Naked Objects
By Richard Pawson and Robert Matthews

Building a multi-user system

Running a multi-user system

Running Naked Objects in a multi-user environment is as simple as starting the server program and then running some clients. As the clients will commonly be run on separate machines they need to told where to find the server. They also need to be told which naked object classes to make available to the user.

Running the server

The framework's org.nakedobjects.ObjectServer class is used to run the framework as a server and is started using the following command:

java -cp nakedobjects.jar:log4j.jar:<object class path>

(This command should all be on a single line.)

Log4J is a logging framework from Apache, which is used for logging the running of the framework. The Log4J jar-file, the framework itself, and the directory containing the naked object classes, must all be specified in the command's classpath unless they are already specified in the system's CLASSPATH variable. In addition a copy of must be in the working directory, i.e. the directory where the above command is run. This file can be found in the conf directory in the Naked Objects distribution.

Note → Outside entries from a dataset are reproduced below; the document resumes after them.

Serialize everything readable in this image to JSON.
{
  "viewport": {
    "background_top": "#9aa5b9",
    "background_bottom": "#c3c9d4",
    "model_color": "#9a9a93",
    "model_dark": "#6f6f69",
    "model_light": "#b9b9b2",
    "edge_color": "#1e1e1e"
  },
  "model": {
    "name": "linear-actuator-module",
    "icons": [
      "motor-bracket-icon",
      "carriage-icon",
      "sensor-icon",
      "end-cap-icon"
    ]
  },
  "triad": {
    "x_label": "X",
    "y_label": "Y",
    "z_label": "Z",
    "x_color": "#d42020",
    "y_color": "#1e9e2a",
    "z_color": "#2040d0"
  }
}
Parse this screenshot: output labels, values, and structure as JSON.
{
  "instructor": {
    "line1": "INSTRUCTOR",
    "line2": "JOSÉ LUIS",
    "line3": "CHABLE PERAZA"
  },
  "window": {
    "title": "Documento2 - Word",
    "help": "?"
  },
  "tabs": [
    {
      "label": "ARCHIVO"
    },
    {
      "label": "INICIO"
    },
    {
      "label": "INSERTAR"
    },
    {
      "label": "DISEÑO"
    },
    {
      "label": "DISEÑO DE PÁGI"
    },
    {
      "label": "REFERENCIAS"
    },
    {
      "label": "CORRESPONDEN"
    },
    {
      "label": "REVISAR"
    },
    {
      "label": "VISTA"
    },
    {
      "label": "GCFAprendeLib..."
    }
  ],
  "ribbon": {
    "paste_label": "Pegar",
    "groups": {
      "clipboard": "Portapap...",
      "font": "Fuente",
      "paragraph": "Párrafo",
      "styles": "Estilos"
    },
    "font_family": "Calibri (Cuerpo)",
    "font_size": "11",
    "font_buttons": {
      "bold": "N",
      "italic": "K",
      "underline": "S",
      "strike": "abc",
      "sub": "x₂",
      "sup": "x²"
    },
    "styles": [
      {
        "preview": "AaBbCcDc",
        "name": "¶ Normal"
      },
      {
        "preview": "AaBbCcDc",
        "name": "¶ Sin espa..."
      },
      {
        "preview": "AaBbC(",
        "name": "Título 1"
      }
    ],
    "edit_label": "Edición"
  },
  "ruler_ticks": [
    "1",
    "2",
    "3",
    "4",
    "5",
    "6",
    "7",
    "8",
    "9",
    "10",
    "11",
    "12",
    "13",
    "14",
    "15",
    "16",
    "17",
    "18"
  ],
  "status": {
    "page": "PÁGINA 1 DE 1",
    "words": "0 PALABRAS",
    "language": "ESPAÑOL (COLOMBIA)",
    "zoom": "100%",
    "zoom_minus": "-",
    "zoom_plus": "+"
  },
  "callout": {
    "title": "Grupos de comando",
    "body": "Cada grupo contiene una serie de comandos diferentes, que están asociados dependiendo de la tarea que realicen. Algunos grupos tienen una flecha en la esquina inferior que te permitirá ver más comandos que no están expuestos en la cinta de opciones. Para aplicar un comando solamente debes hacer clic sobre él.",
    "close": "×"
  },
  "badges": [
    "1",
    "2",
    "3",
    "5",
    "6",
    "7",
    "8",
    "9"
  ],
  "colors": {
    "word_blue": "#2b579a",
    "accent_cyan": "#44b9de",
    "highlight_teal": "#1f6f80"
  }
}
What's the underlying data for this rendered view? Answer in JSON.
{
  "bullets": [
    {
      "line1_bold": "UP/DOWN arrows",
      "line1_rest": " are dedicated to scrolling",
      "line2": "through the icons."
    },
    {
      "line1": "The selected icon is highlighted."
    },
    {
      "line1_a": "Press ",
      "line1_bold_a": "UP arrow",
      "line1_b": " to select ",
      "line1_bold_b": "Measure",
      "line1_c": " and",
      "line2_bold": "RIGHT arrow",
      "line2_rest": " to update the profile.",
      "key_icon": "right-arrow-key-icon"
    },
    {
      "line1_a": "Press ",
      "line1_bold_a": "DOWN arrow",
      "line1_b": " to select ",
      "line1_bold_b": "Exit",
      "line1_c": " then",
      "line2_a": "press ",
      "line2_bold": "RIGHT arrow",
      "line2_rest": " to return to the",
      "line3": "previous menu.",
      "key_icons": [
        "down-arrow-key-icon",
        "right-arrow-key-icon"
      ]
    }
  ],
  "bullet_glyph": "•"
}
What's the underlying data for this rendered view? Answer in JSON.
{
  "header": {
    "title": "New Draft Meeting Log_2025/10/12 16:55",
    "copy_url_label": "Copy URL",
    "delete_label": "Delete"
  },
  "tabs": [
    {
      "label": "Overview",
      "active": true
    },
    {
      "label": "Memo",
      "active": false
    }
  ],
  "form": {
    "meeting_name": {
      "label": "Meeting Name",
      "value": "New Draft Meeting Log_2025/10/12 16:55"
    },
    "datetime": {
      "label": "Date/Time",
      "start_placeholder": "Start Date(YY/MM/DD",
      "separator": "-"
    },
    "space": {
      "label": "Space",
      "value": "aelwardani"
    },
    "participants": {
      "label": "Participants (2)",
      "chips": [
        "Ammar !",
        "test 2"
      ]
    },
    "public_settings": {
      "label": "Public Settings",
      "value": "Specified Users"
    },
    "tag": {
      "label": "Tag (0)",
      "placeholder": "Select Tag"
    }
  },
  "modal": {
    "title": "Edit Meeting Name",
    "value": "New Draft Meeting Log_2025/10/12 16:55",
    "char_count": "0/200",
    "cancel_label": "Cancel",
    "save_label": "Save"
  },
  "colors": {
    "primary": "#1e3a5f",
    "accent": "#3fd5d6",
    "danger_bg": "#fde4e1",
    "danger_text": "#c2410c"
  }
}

Aassuming the original configuration file was copied across, as the server starts it will install the default object store, a basic network service, and a graphical console for monitoring and controlling the server. All of these aspects of the server can be changedComplete configuration details are included in the Naked Objects distribution.. The following console screen will be shown allowing you to monitor the clients and to shutdown the server:

Running the client

Before running the client you must specify where the server is to be found, and tell the client which classes to make available to the user. This is done by editing the client's configuration file, This file should copied to the working directory from the conf directory in the Naked Objects distribution. The line:


should be changed, replacing localhost with the server's IP address or host name. For example, on our local server the line becomes:


The naked object classes to be made available to the user are specified by appending the fully-qualified class names, separated by semicolons, to the line:


For example, to configure the client to use the classes developed for the ECS application the following would be seen in the configuration file. (The backslashes at the end of each line indicate that the property is continued onto the next line.)


Before running the client the images directory, and its contents, should be copied into the working directory. The required class files should also be copied across and placed in the working directory (ideally in a specific subdirectory).

The framework's org.nakedobjects.Client class is used to run the framework as a client application. The class path is set up in the same way as the server so that the framework, Log4J and the naked object classes can be found:

java -cp nakedobjects.jar:log4j.jar:<object class path>

(This command should all be on a single line.)

The application will appear as below.